Work to complete — Your answer should be the records, copied exactly, with the pictures removed.

Information —
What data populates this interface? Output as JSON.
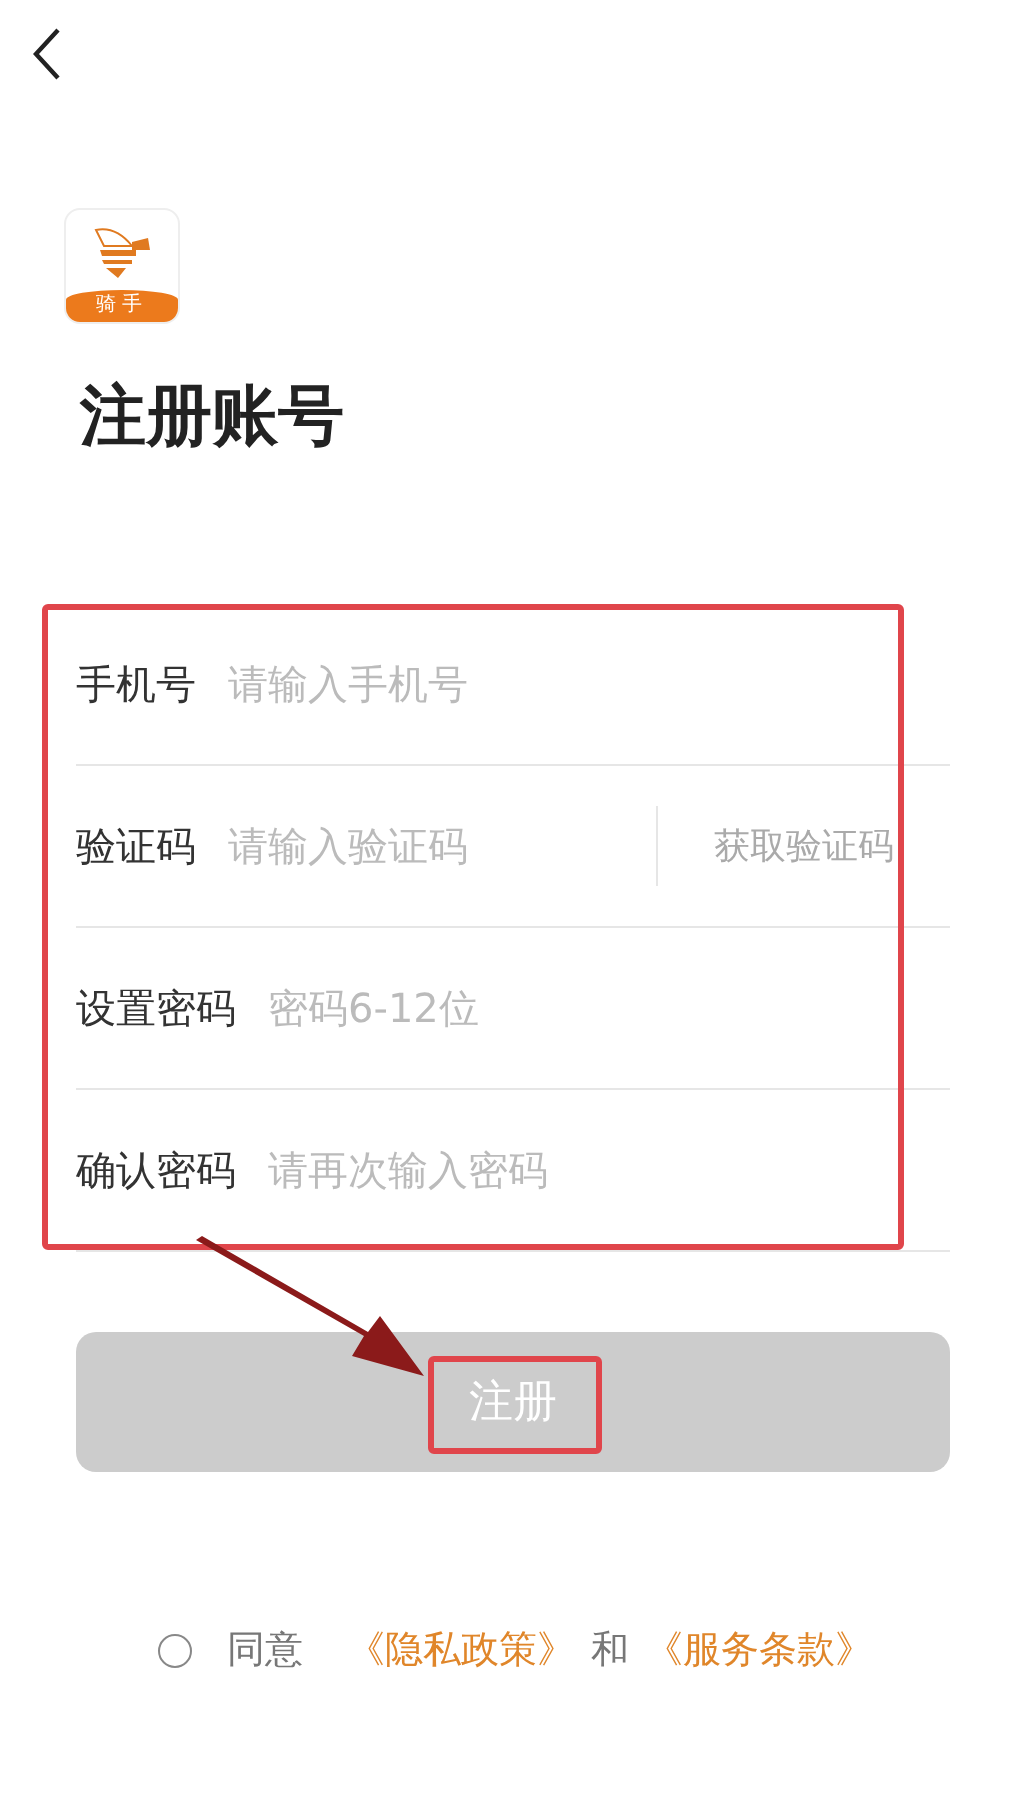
{
  "logo": {
    "label": "骑手"
  },
  "title": "注册账号",
  "fields": [
    {
      "kind": "text",
      "label": "手机号",
      "placeholder": "请输入手机号"
    },
    {
      "kind": "code",
      "label": "验证码",
      "placeholder": "请输入验证码",
      "action": "获取验证码"
    },
    {
      "kind": "text",
      "label": "设置密码",
      "placeholder": "密码6-12位"
    },
    {
      "kind": "text",
      "label": "确认密码",
      "placeholder": "请再次输入密码"
    }
  ],
  "submit": {
    "label": "注册",
    "disabled": true
  },
  "agreement": {
    "checked": false,
    "prefix": "同意",
    "links": [
      "《隐私政策》",
      "《服务条款》"
    ],
    "joiner": "和"
  }
}
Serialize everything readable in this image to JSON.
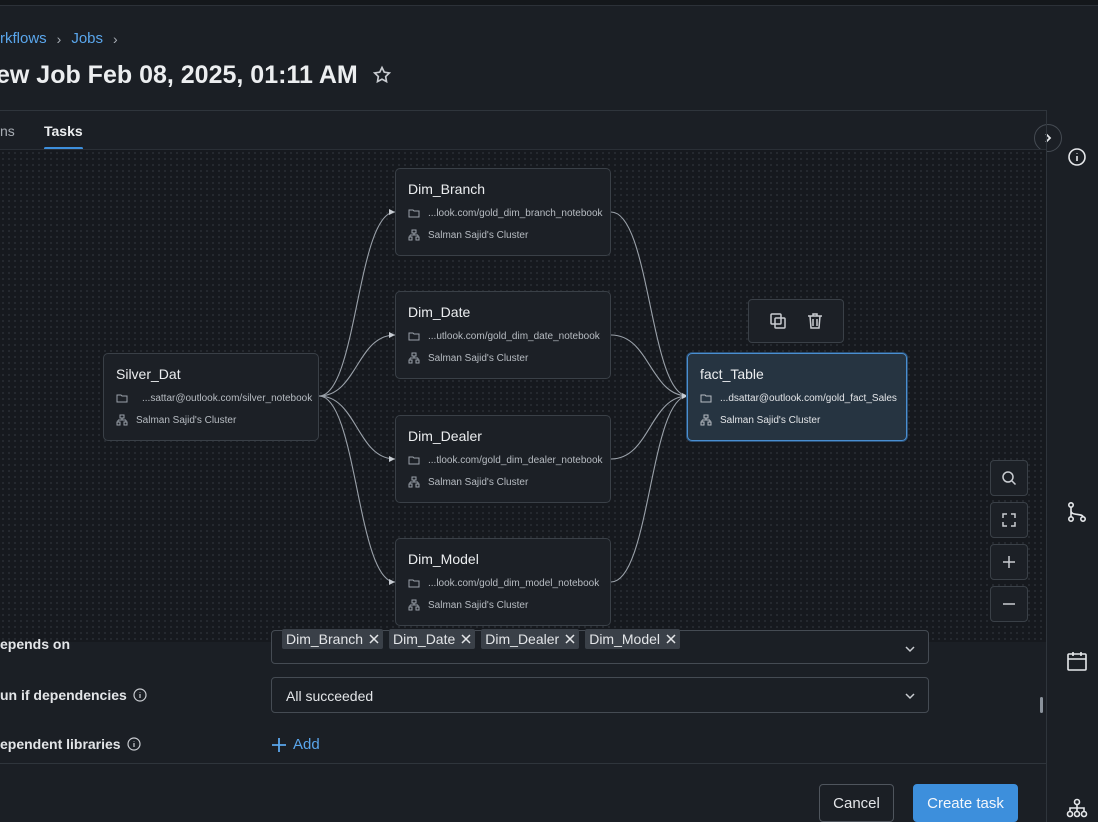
{
  "breadcrumb": {
    "items": [
      "rkflows",
      "Jobs"
    ]
  },
  "page": {
    "title": "ew Job Feb 08, 2025, 01:11 AM"
  },
  "tabs": [
    {
      "label": "ns",
      "active": false
    },
    {
      "label": "Tasks",
      "active": true
    }
  ],
  "graph": {
    "nodes": [
      {
        "name": "Silver_Dat",
        "path": "...sattar@outlook.com/silver_notebook",
        "cluster": "Salman Sajid's Cluster"
      },
      {
        "name": "Dim_Branch",
        "path": "...look.com/gold_dim_branch_notebook",
        "cluster": "Salman Sajid's Cluster"
      },
      {
        "name": "Dim_Date",
        "path": "...utlook.com/gold_dim_date_notebook",
        "cluster": "Salman Sajid's Cluster"
      },
      {
        "name": "Dim_Dealer",
        "path": "...tlook.com/gold_dim_dealer_notebook",
        "cluster": "Salman Sajid's Cluster"
      },
      {
        "name": "Dim_Model",
        "path": "...look.com/gold_dim_model_notebook",
        "cluster": "Salman Sajid's Cluster"
      },
      {
        "name": "fact_Table",
        "path": "...dsattar@outlook.com/gold_fact_Sales",
        "cluster": "Salman Sajid's Cluster",
        "selected": true
      }
    ]
  },
  "form": {
    "depends_on_label": "epends on",
    "depends_on_values": [
      "Dim_Branch",
      "Dim_Date",
      "Dim_Dealer",
      "Dim_Model"
    ],
    "run_if_label": "un if dependencies",
    "run_if_value": "All succeeded",
    "libraries_label": "ependent libraries",
    "add_label": "Add"
  },
  "footer": {
    "cancel_label": "Cancel",
    "create_label": "Create task"
  },
  "colors": {
    "accent": "#3d8fdc",
    "link": "#5aa6ec",
    "selected_node": "#263441"
  },
  "icons": {
    "right_rail": [
      "info-icon",
      "git-branch-icon",
      "calendar-icon",
      "hierarchy-icon"
    ],
    "canvas_controls": [
      "search-icon",
      "fit-view-icon",
      "zoom-in-icon",
      "zoom-out-icon"
    ]
  }
}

Worked solution —
What data populates this interface? Output as JSON.
{
  "logo": {
    "label": "骑手"
  },
  "title": "注册账号",
  "fields": [
    {
      "kind": "text",
      "label": "手机号",
      "placeholder": "请输入手机号"
    },
    {
      "kind": "code",
      "label": "验证码",
      "placeholder": "请输入验证码",
      "action": "获取验证码"
    },
    {
      "kind": "text",
      "label": "设置密码",
      "placeholder": "密码6-12位"
    },
    {
      "kind": "text",
      "label": "确认密码",
      "placeholder": "请再次输入密码"
    }
  ],
  "submit": {
    "label": "注册",
    "disabled": true
  },
  "agreement": {
    "checked": false,
    "prefix": "同意",
    "links": [
      "《隐私政策》",
      "《服务条款》"
    ],
    "joiner": "和"
  }
}
Serialize everything readable in this image to JSON.
{
  "breadcrumb": {
    "items": [
      "rkflows",
      "Jobs"
    ]
  },
  "page": {
    "title": "ew Job Feb 08, 2025, 01:11 AM"
  },
  "tabs": [
    {
      "label": "ns",
      "active": false
    },
    {
      "label": "Tasks",
      "active": true
    }
  ],
  "graph": {
    "nodes": [
      {
        "name": "Silver_Dat",
        "path": "...sattar@outlook.com/silver_notebook",
        "cluster": "Salman Sajid's Cluster"
      },
      {
        "name": "Dim_Branch",
        "path": "...look.com/gold_dim_branch_notebook",
        "cluster": "Salman Sajid's Cluster"
      },
      {
        "name": "Dim_Date",
        "path": "...utlook.com/gold_dim_date_notebook",
        "cluster": "Salman Sajid's Cluster"
      },
      {
        "name": "Dim_Dealer",
        "path": "...tlook.com/gold_dim_dealer_notebook",
        "cluster": "Salman Sajid's Cluster"
      },
      {
        "name": "Dim_Model",
        "path": "...look.com/gold_dim_model_notebook",
        "cluster": "Salman Sajid's Cluster"
      },
      {
        "name": "fact_Table",
        "path": "...dsattar@outlook.com/gold_fact_Sales",
        "cluster": "Salman Sajid's Cluster",
        "selected": true
      }
    ]
  },
  "form": {
    "depends_on_label": "epends on",
    "depends_on_values": [
      "Dim_Branch",
      "Dim_Date",
      "Dim_Dealer",
      "Dim_Model"
    ],
    "run_if_label": "un if dependencies",
    "run_if_value": "All succeeded",
    "libraries_label": "ependent libraries",
    "add_label": "Add"
  },
  "footer": {
    "cancel_label": "Cancel",
    "create_label": "Create task"
  },
  "colors": {
    "accent": "#3d8fdc",
    "link": "#5aa6ec",
    "selected_node": "#263441"
  },
  "icons": {
    "right_rail": [
      "info-icon",
      "git-branch-icon",
      "calendar-icon",
      "hierarchy-icon"
    ],
    "canvas_controls": [
      "search-icon",
      "fit-view-icon",
      "zoom-in-icon",
      "zoom-out-icon"
    ]
  }
}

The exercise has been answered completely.